▶ _Directions_: A complete and exact copy of the entries below is the expected result.

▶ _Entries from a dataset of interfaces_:
-------

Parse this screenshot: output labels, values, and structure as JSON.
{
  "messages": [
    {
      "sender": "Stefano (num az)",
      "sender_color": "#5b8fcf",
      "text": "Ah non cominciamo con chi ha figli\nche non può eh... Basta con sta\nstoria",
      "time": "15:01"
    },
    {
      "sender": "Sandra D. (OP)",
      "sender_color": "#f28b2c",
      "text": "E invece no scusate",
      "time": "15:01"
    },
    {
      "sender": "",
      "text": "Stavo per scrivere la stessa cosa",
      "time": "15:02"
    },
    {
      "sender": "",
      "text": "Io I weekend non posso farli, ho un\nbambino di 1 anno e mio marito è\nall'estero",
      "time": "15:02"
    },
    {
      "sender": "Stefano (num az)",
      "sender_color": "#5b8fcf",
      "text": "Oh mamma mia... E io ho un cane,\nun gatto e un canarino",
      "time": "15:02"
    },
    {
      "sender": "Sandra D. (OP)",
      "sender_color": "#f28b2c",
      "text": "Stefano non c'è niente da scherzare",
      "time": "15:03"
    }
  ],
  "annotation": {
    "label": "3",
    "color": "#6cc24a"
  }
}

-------

▶ _The answer_:
Parse this screenshot: output labels, values, and structure as JSON.
{
  "messages": [
    {
      "sender": "Stefano (num az)",
      "sender_color": "#5b8fcf",
      "text": "Ah non cominciamo con chi ha figli\nche non può eh... Basta con sta\nstoria",
      "time": "15:01"
    },
    {
      "sender": "Sandra D. (OP)",
      "sender_color": "#f28b2c",
      "text": "E invece no scusate",
      "time": "15:01"
    },
    {
      "sender": "",
      "text": "Stavo per scrivere la stessa cosa",
      "time": "15:02"
    },
    {
      "sender": "",
      "text": "Io I weekend non posso farli, ho un\nbambino di 1 anno e mio marito è\nall'estero",
      "time": "15:02"
    },
    {
      "sender": "Stefano (num az)",
      "sender_color": "#5b8fcf",
      "text": "Oh mamma mia... E io ho un cane,\nun gatto e un canarino",
      "time": "15:02"
    },
    {
      "sender": "Sandra D. (OP)",
      "sender_color": "#f28b2c",
      "text": "Stefano non c'è niente da scherzare",
      "time": "15:03"
    }
  ],
  "annotation": {
    "label": "3",
    "color": "#6cc24a"
  }
}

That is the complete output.